Jets’ Rex Ryan a changed man under new administration
Rex Ryan has changed, the Jets head coach admitted on Monday, but though the once-outlandish coach has become a company man, his desire to win is still very much there.
Once one of the most entertaining press conferences in the league, Ryan dazzled the Jets with one-liners, jokes and preposterously bold statements, including twice predicting his team would make the Super Bowl. But with a new general manager in John Idzik, a serious and sober-minded individual who rarely shows emotion, Ryan has tried his best to become a clone of his new boss. And that means no more zany Rex.
He’s now a company man, or so it seems, even as he said that he hasn’t been told to change his ways. For a head coach known to fly by the seat of his once oversized pants, the slimmed-down Ryan says it is a matter of maturity, not an order from management that he tighten his style with the media.
“There’s no directive from above saying this, that or the other. There’s not,” Ryan said. “Before I know I’ve said, ‘This guy will play’ and he doesn’t play. Woops. Or something else. Being my fifth year, maybe there’s some things I’ve learned, the timing of things might be better, not making assumptions and things like that. I’ve probably learned a little bit from that through the years.”
It is painfully obvious though that sometimes Ryan just can’t help himself. Following the third preseason game, Ryan pulled the very un-Idzik like move of turning his back on a reporter who was repeatedly asking follow-up questions on the quarterback competition. That flap aside, for the most part, Ryan now stands and plays the role of the company man.
A major reason safety Dawan Landry signed as a free agent with the Jets this offseason was Ryan. Landry and Ryan were together in Baltimore for several years before Ryan left as the Ravens defensive coordinator to come to the Jets.

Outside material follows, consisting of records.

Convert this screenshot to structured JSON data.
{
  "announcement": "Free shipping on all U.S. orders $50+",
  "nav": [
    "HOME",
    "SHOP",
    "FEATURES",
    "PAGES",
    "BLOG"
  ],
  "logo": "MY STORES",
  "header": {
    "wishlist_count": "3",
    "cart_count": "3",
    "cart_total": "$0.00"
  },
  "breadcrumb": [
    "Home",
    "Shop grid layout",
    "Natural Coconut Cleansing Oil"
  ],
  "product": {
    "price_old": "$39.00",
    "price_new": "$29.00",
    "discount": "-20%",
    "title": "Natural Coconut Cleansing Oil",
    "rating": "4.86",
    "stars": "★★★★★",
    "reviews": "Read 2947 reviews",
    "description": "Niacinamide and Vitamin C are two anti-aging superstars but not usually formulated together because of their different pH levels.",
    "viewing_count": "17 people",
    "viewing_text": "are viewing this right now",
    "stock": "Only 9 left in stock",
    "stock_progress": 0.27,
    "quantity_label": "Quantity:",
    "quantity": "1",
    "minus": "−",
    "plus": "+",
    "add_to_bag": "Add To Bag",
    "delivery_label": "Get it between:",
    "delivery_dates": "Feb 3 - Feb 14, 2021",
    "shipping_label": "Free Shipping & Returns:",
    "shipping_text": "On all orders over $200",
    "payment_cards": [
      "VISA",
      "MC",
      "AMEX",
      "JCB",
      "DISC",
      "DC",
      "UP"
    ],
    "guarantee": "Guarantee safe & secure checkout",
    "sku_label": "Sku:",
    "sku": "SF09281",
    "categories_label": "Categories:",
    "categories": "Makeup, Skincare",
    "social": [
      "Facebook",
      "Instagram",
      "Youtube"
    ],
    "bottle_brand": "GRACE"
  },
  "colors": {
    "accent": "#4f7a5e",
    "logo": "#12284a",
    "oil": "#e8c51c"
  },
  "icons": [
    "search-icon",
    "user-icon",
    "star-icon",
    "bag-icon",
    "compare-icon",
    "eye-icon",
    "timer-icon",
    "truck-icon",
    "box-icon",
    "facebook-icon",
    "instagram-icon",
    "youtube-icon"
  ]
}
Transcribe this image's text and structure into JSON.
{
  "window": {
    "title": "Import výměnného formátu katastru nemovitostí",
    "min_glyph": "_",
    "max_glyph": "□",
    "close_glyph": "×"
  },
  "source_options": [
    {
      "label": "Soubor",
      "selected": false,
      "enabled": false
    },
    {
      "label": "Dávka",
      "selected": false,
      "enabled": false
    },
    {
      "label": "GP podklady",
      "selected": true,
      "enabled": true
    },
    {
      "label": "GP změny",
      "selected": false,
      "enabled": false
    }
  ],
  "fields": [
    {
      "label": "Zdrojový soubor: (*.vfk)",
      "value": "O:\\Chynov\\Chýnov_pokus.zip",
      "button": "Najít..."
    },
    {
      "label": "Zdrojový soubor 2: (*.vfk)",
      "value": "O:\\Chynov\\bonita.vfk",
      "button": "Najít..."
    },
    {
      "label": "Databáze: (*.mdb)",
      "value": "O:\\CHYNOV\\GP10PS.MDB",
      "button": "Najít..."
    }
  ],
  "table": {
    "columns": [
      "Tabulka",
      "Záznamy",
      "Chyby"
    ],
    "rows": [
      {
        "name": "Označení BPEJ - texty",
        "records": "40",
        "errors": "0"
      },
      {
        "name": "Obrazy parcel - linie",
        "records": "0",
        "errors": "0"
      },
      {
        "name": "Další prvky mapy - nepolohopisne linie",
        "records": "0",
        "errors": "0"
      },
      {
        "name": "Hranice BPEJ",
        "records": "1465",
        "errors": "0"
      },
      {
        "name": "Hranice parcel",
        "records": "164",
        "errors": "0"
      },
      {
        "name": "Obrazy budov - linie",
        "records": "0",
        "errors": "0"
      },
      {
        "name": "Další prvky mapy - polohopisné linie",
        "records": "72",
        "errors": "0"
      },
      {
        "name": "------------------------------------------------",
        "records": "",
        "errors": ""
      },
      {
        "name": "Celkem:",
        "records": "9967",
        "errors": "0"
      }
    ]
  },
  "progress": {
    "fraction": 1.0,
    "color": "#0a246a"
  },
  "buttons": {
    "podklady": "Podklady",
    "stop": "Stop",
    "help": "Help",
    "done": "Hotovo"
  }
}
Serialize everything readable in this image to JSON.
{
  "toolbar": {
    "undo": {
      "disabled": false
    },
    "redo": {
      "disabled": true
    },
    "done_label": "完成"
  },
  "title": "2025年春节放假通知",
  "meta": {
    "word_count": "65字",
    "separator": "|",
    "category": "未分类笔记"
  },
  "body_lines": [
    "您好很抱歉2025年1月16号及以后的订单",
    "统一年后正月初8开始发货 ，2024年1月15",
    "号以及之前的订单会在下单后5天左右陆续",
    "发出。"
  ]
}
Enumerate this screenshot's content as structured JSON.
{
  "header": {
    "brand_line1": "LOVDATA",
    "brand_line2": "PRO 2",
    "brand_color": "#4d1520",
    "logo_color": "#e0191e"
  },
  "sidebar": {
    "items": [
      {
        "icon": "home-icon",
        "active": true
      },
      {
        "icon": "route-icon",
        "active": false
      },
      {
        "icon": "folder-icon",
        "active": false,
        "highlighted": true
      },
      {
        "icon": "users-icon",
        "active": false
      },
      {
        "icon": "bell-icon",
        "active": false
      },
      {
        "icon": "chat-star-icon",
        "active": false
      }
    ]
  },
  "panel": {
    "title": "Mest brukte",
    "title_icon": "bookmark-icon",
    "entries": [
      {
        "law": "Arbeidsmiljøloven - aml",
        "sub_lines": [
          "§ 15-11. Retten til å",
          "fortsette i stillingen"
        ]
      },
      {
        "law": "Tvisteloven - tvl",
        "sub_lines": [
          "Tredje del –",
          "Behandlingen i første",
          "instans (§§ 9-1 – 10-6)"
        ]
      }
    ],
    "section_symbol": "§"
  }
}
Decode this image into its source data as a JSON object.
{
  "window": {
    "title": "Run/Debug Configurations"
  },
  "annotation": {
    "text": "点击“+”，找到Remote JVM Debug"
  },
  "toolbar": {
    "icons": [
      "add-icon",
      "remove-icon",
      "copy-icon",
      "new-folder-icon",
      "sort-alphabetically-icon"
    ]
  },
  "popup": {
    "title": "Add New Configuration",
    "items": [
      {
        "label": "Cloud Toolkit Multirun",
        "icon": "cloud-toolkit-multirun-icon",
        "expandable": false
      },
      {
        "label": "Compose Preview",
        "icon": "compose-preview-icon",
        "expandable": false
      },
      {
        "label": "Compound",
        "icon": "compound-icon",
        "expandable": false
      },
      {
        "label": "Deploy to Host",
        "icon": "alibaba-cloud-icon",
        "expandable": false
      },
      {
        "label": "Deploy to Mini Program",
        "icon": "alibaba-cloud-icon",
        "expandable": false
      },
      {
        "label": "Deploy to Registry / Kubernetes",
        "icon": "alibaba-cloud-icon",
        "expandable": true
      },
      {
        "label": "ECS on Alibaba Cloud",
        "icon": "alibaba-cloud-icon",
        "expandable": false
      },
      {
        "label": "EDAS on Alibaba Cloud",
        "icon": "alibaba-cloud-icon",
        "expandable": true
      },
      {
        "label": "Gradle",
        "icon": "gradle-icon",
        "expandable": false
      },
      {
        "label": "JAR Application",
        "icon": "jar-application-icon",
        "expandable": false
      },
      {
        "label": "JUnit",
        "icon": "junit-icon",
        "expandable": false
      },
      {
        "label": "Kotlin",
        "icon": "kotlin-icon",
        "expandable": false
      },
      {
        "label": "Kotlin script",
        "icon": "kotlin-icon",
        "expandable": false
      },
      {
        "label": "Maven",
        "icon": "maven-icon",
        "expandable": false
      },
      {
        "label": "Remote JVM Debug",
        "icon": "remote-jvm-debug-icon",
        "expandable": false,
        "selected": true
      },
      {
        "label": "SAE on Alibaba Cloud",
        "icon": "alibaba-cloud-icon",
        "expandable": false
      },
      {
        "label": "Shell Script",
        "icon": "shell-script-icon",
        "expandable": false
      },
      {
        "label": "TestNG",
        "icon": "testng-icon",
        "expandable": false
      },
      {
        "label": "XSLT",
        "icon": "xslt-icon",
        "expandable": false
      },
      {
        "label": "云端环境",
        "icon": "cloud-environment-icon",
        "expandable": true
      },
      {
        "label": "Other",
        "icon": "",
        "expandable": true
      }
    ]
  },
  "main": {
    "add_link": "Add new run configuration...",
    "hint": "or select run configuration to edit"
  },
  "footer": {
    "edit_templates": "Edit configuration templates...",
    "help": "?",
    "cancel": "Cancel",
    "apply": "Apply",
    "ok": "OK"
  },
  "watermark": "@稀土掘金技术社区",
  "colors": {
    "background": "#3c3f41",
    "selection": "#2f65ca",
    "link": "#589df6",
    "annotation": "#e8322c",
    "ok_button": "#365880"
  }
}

“Rex is a major reason why I’m here. He’s one of those coaches you want to play for,” Landry told Metro during preseason. “He’s a great coach. He was great in Baltimore and he’s great now. When the opportunity came up, I knew I wanted to play here.”
In the past, Ryan has been larger than life. Prior to the Jets playing a regular season game against the Browns in 2010, he entered a press conference dressed like his brother Rob Ryan, then the Browns defensive coordinator. The ensemble was complete with a blonde wig and a pillow to add paunch as he zinged and joked his way through the opening of the press conference. Those were happier times, when the Jets were winning and Ryan was the toast of the town. His team hasn’t made the playoff in two years and Ryan is currently on the coaching hot seat.
Now, he is just a man at a podium, unable or perhaps unwilling to be himself.
Gone are the proclamations of making the Super Bowl. But even with the guarantees a thing of the past, Ryan said that nothing has changed about his desire on the football field.
“I know certainly people have made enough fun of me for making guarantees. How I’m going to make fun of anybody for not guaranteeing or guaranteeing or whatever, I don’t know,” Ryan said. “I can tell you one thing: I’m planning on winning, I’m planning on winning this game, the next game, whatever. That’s never going to change. My approach changed a little bit on making guarantees when I found out — and it’s been well documented — that it put added pressure on our players. That’s why I’ve changed. Do I expect to win? I always expect to win. No matter what it is, I always expect to win.”
Follow Jets beat writer Kristian Dyer on Twitter @KristianRDyer.